Problem statement — Your result should be the lines holding the word "value", copied from the entries below.

(Supplied records Opens)

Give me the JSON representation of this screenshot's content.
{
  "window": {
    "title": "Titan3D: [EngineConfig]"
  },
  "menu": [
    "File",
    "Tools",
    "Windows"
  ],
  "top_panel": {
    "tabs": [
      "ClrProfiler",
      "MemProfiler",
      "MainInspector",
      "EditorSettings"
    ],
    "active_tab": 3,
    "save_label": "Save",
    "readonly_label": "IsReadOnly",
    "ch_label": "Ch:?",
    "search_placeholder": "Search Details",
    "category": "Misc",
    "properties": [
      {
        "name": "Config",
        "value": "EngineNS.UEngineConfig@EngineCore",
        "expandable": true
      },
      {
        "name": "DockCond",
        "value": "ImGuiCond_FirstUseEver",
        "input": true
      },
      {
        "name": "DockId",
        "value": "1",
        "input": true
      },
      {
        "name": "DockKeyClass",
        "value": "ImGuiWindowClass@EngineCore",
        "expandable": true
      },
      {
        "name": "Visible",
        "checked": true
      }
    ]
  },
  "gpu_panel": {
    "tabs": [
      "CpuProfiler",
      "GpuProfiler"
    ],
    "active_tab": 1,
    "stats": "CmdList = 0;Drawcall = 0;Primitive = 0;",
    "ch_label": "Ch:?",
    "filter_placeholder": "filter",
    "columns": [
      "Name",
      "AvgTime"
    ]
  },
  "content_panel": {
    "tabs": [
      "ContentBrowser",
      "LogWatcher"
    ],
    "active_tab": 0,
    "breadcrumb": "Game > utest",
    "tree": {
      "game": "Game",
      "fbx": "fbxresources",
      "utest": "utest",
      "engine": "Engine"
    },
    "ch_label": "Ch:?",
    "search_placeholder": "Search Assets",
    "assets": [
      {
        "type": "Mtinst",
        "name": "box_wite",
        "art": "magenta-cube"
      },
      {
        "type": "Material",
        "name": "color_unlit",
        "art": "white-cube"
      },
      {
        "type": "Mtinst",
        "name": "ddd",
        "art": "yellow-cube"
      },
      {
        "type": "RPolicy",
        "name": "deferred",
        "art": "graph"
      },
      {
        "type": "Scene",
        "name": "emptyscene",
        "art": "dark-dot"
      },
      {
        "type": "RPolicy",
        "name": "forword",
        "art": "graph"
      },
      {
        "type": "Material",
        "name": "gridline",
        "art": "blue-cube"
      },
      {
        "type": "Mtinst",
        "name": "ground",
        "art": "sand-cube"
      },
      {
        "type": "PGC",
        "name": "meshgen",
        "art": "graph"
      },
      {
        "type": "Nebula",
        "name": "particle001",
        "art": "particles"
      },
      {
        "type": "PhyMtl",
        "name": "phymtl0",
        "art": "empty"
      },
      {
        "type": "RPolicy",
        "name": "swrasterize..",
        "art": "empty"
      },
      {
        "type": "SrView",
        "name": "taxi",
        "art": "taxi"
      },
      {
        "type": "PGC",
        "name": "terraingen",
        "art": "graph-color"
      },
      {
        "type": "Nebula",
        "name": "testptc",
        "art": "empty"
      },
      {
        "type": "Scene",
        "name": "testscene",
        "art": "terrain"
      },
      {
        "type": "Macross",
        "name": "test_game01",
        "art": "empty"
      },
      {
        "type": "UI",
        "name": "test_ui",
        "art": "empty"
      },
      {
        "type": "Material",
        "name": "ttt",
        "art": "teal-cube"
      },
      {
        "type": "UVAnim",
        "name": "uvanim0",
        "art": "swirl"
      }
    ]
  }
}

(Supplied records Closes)

The answer —
        "value": "EngineNS.UEngineConfig@EngineCore",
        "value": "ImGuiCond_FirstUseEver",
        "value": "1",
        "value": "ImGuiWindowClass@EngineCore",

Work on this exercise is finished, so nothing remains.